When you're fitting a golf shaft, swing speed is but one part of the overall equation.
Yes, it's important.
No, the faster you swing doesn't equate to a stiffer flex.
No, that wasn't a contradiction.
When you're getting a golf shaft fitting, swing speed is only 1/3 of the process for finding the right flex; so what else is there?
Find Your Recommended Swing Speed Range
First things first: you have to know for sure what your swing speed is.
The reason is, every shaft has what's called an RSSR, or "recommended swing speed range". Take a look:
The chart is for the Kuro Kage HBP 60, which you can see the chart-and buy- at Diamond Tour Golf (non-affiliate). Check that middle column; what do you see?
That's the recommended swing speed range for each flex they offer for that particular shaft.
At its most base application, if you have a swing speed somewhere between 90 and 100 mph, you could use the Kuro Kage in S-flex and it would work for you.
But of course, it's not that simple...
Look, this article focuses on swing speed, but to do the subject justice, you have to know about the second of the three factors: the transition.
Don't fret, though; the third part is going to get its own article, so I can do that more justice.

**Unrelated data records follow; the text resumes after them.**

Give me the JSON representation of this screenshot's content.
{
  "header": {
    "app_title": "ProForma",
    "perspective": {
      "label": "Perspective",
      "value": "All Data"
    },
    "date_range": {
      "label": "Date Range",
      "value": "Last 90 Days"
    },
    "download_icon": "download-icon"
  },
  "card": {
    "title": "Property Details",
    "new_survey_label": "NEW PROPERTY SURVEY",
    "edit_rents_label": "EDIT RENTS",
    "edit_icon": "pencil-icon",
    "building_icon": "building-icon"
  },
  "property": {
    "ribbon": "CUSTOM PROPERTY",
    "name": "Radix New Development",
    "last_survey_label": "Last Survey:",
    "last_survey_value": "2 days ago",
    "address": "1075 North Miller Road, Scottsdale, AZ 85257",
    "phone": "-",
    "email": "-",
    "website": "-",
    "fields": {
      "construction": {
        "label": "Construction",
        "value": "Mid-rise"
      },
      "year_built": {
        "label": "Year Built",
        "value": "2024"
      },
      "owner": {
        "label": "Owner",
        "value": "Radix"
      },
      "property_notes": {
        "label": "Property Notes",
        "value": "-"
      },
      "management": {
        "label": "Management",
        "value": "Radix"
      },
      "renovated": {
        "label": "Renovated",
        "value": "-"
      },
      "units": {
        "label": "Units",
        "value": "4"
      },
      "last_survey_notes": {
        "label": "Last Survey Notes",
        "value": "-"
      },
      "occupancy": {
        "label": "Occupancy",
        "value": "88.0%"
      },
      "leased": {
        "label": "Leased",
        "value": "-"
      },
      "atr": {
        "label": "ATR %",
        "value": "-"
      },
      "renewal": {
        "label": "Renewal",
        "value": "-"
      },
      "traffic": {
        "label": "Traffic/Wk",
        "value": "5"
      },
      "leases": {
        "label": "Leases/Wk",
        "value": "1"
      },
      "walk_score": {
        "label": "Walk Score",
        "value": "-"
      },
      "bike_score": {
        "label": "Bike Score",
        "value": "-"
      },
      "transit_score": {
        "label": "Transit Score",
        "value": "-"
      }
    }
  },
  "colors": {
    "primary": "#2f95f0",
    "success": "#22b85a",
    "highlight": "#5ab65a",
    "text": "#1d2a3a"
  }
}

For now, though, these first two parts go more hand-in-hand, so they should be kept together.
How do you transition? What is the transition?
When you're getting a golf shaft fitting done, any fitter worth their salt will be taking a close look at your transition, how you start the downswing.
If you want to do this yourself, record your swing and focus on the point where the backswing stops and the downswing starts. What does it look like?
There are three basic transitions:
I've mentioned it before, but it should be repeated: how much force you put into your transition will have an affect on what shaft flex you use.
For a refresher:
Let's say our example golfer is you. If you're sitting on a 95-mph swing speed, but you have a passive transition, you might actually find you're better off with the R-flex.
The reason is, the less force you put into the transition, the more help you're going to need to feel the club head lag. Going to a softer flex can help with that.
Conversely, if you have an aggressive transition, you'll likely be better off going to the X-flex.
The reason for that is because of your forceful move, you'll be exerting more "oomph" on the golf shaft. If it's flex is too soft, you can mess up your swing timing by having it flex too much when you start the downswing.
Do you see how the transition affects your swing speed?
Not directly; a 95-mph swing speed is still a 95-mph swing speed. But it does indirectly impact the shaft you choose, based on your swing speed. If you have a passive transition, you effectively have a slower swing speed; if you have an aggressive transition, you effectively have a higher swing speed.
There's a little more to shaft flex than you might've thought, isn't there?
When you're getting a golf shaft fitting, swing speed is a good number to know. The REAL number.
Look, I'm not trying to make waves, but unless you use a device to measure your swing speed... I'd bet you don't know what your swing speed really is.
If you don't have access to a fancy launch monitor, even a $150 Voice Caddy SC100, you can guesstimate what it is with the help of your 150-yard club.
Do you know which club's your 150-yard club? I'm not talking total distance, though; what I mean is, if you're 150 yards from the center of the green, and you intend to land the ball on that spot, what club do you use?
Here's a quick-reference golf club shaft flex chart (thanks to GolfWorks) you can use, once you figure that out:
Club Used From 150 Yards
Estimated Swing Speed (MPH)
Expected Shaft Flex
3, 4, 5 iron; hybrid
9 Iron or Wedge
For your swing speed in the example, you'd get confirmation that you should at least start by looking at the S-flex. Now, just figure out what your transition is like to fine-tune the rest!
If you ever need to see this chart, just click HERE to get it. Just make sure to bookmark it!
The Release- The Final Third of the Equation
Keep an eye out for the final third of the equation!